* [WORK TO COMPLETE] Would you restate, exactly as they appear, the lines from the one containing "Decode this image" through the end of the data below?

* [DATA SHOWN]
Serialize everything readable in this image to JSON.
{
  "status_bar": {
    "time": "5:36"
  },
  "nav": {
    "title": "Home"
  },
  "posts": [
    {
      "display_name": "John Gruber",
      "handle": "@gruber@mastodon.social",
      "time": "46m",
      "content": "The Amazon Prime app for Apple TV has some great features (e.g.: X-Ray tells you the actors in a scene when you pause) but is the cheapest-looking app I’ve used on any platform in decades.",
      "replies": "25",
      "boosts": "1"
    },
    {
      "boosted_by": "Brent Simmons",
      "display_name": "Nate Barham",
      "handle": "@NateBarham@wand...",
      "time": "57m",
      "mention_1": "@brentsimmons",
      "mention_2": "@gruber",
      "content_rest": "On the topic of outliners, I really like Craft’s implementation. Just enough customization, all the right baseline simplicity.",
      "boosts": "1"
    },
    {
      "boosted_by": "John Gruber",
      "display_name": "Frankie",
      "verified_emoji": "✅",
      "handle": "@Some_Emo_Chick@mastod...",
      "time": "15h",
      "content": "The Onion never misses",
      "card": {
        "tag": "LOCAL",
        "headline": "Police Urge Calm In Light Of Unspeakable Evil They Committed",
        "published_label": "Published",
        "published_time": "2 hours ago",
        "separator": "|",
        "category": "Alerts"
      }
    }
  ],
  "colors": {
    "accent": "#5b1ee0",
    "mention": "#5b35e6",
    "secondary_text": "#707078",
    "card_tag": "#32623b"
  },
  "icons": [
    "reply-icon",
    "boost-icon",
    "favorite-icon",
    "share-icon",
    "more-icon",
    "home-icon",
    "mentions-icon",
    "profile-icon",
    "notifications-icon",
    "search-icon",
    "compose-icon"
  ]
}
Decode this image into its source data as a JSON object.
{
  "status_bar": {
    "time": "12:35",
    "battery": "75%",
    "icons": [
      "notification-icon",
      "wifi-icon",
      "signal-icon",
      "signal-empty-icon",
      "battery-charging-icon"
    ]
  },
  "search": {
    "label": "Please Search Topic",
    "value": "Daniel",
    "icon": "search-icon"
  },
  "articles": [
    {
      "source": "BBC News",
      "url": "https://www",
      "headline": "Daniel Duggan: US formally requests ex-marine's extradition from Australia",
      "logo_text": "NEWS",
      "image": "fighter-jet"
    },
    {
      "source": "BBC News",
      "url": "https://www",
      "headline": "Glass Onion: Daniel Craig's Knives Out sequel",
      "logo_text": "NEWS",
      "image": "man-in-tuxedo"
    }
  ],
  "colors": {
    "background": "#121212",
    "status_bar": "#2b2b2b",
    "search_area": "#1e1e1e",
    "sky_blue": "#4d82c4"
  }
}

* [ANSWER TO THIS TASK]
Decode this image into its source data as a JSON object.
{
  "status_bar": {
    "time": "12:35",
    "battery": "75%",
    "icons": [
      "notification-icon",
      "wifi-icon",
      "signal-icon",
      "signal-empty-icon",
      "battery-charging-icon"
    ]
  },
  "search": {
    "label": "Please Search Topic",
    "value": "Daniel",
    "icon": "search-icon"
  },
  "articles": [
    {
      "source": "BBC News",
      "url": "https://www",
      "headline": "Daniel Duggan: US formally requests ex-marine's extradition from Australia",
      "logo_text": "NEWS",
      "image": "fighter-jet"
    },
    {
      "source": "BBC News",
      "url": "https://www",
      "headline": "Glass Onion: Daniel Craig's Knives Out sequel",
      "logo_text": "NEWS",
      "image": "man-in-tuxedo"
    }
  ],
  "colors": {
    "background": "#121212",
    "status_bar": "#2b2b2b",
    "search_area": "#1e1e1e",
    "sky_blue": "#4d82c4"
  }
}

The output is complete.